→ **Instructions for the task**:
Pictures aside, repeat the listing below exactly.

=== Begin Enclosure ===

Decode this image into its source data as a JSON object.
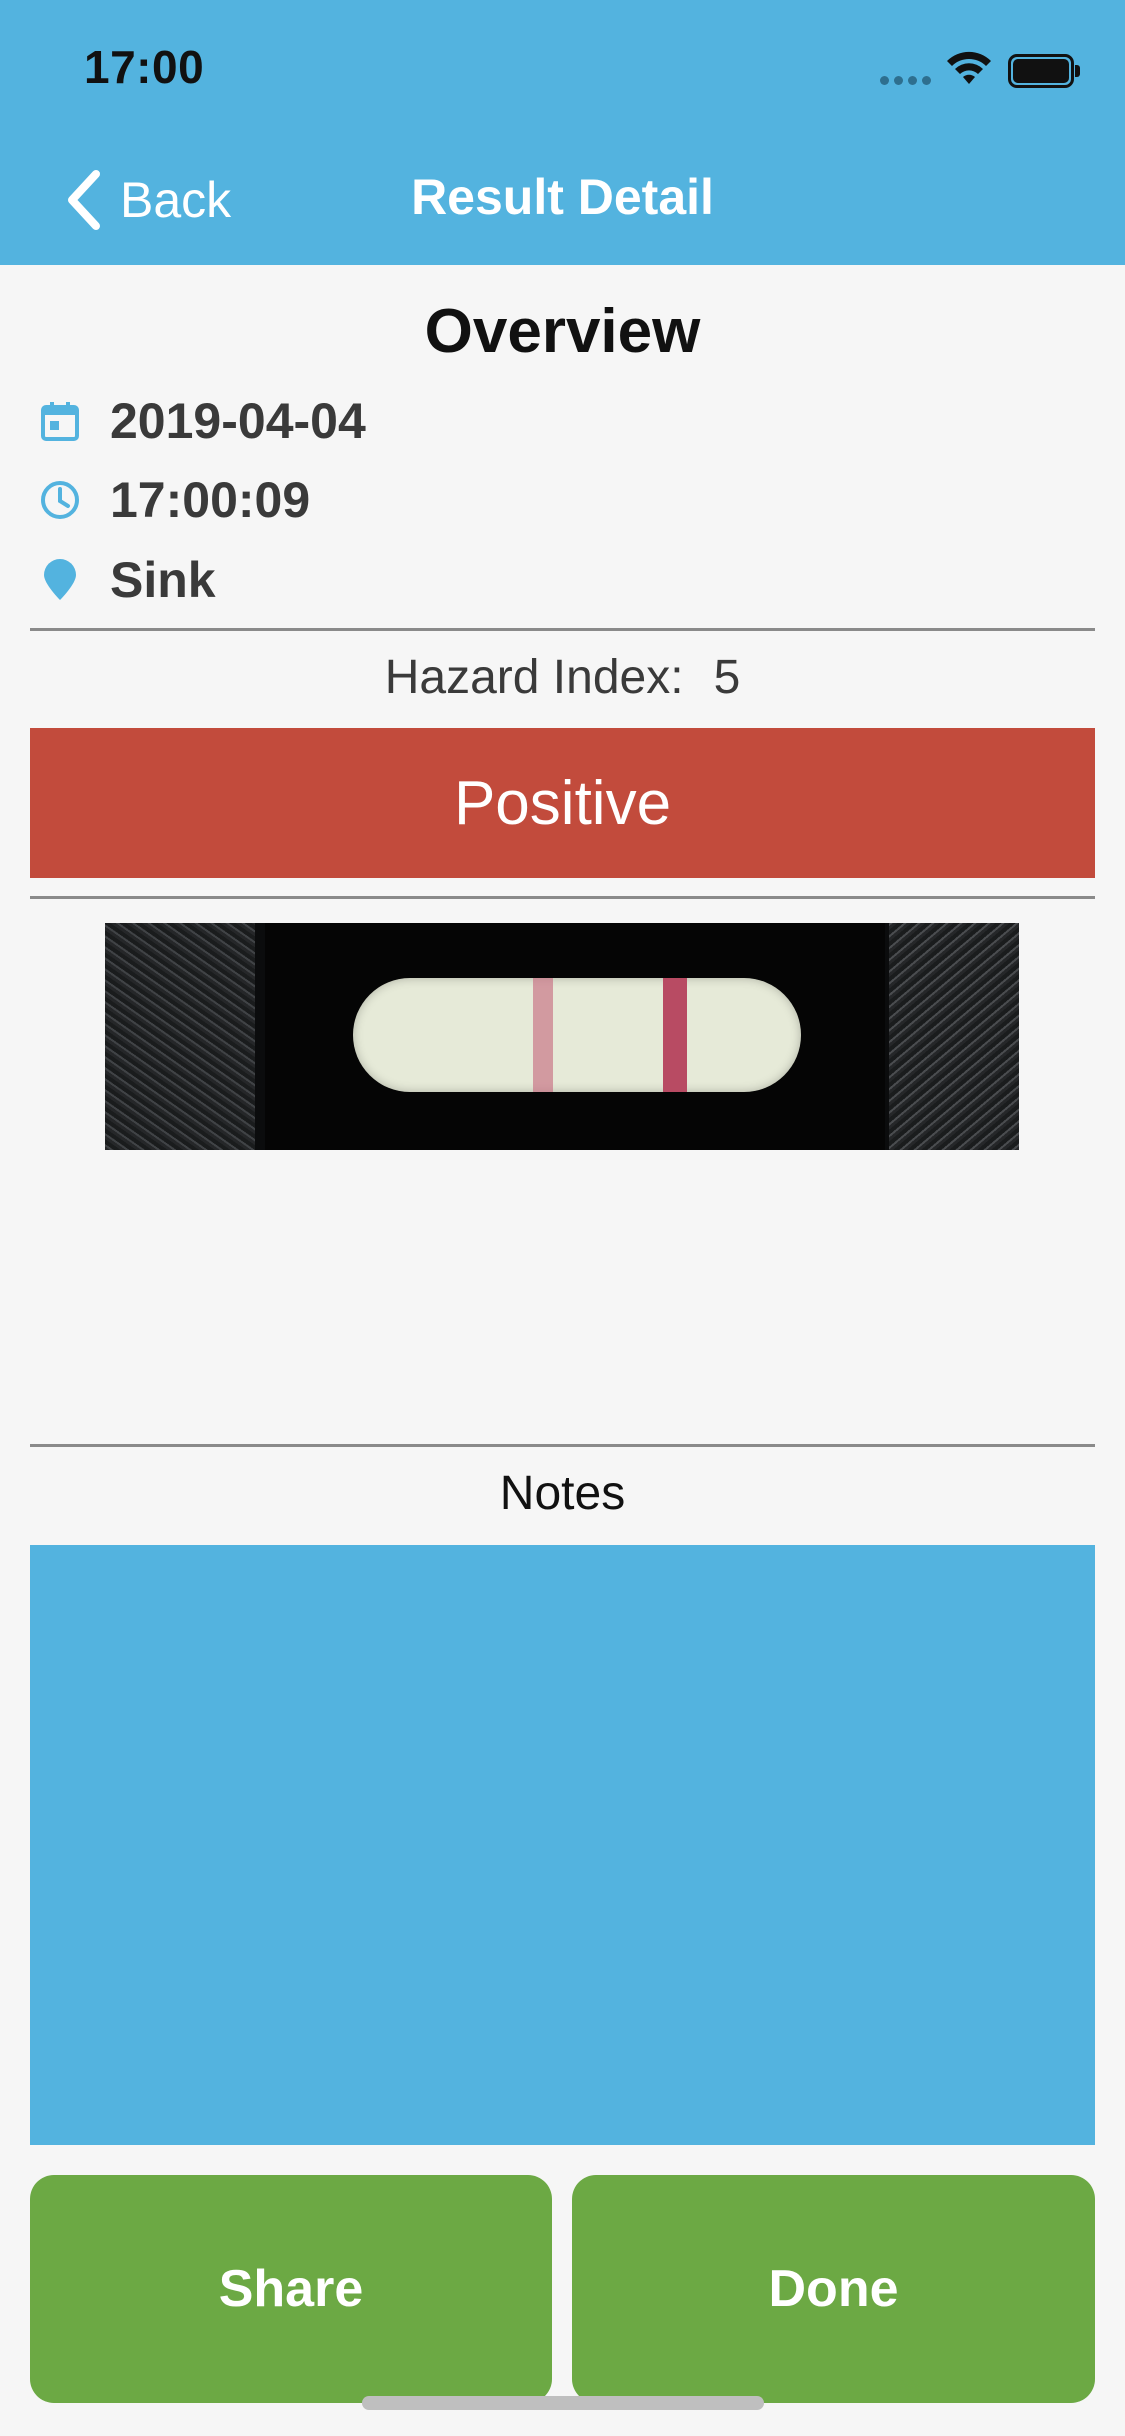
{
  "status_bar": {
    "time": "17:00"
  },
  "nav": {
    "back_label": "Back",
    "title": "Result Detail"
  },
  "overview": {
    "title": "Overview",
    "date": "2019-04-04",
    "time": "17:00:09",
    "location": "Sink",
    "icons": {
      "date": "calendar-icon",
      "time": "clock-icon",
      "location": "map-pin-icon"
    }
  },
  "hazard": {
    "label": "Hazard Index:",
    "value": "5"
  },
  "result": {
    "label": "Positive",
    "color": "#c24b3c"
  },
  "notes": {
    "label": "Notes",
    "value": ""
  },
  "actions": {
    "share_label": "Share",
    "done_label": "Done"
  },
  "colors": {
    "accent": "#53b3df",
    "button": "#6ca944",
    "positive": "#c24b3c"
  }
}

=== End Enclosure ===

→ **Output**:
Decode this image into its source data as a JSON object.
{
  "status_bar": {
    "time": "17:00"
  },
  "nav": {
    "back_label": "Back",
    "title": "Result Detail"
  },
  "overview": {
    "title": "Overview",
    "date": "2019-04-04",
    "time": "17:00:09",
    "location": "Sink",
    "icons": {
      "date": "calendar-icon",
      "time": "clock-icon",
      "location": "map-pin-icon"
    }
  },
  "hazard": {
    "label": "Hazard Index:",
    "value": "5"
  },
  "result": {
    "label": "Positive",
    "color": "#c24b3c"
  },
  "notes": {
    "label": "Notes",
    "value": ""
  },
  "actions": {
    "share_label": "Share",
    "done_label": "Done"
  },
  "colors": {
    "accent": "#53b3df",
    "button": "#6ca944",
    "positive": "#c24b3c"
  }
}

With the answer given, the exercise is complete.